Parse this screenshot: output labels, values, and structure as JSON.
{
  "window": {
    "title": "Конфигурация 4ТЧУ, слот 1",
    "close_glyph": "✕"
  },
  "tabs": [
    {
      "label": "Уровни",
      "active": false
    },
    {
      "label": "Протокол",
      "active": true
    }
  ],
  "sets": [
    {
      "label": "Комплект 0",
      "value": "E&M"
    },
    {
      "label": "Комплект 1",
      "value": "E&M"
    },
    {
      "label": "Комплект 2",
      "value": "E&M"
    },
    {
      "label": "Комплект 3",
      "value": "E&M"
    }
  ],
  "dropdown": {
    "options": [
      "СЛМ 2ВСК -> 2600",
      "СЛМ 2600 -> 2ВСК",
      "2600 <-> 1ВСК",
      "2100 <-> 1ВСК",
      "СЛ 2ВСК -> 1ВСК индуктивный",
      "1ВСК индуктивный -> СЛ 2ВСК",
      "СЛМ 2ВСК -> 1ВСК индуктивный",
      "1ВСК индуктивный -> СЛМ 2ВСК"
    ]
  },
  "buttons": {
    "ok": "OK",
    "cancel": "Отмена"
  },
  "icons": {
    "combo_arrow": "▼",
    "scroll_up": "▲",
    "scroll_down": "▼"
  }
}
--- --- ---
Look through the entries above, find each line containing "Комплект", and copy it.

**EXERCISE RESPONSE:**
      "label": "Комплект 0",
      "label": "Комплект 1",
      "label": "Комплект 2",
      "label": "Комплект 3",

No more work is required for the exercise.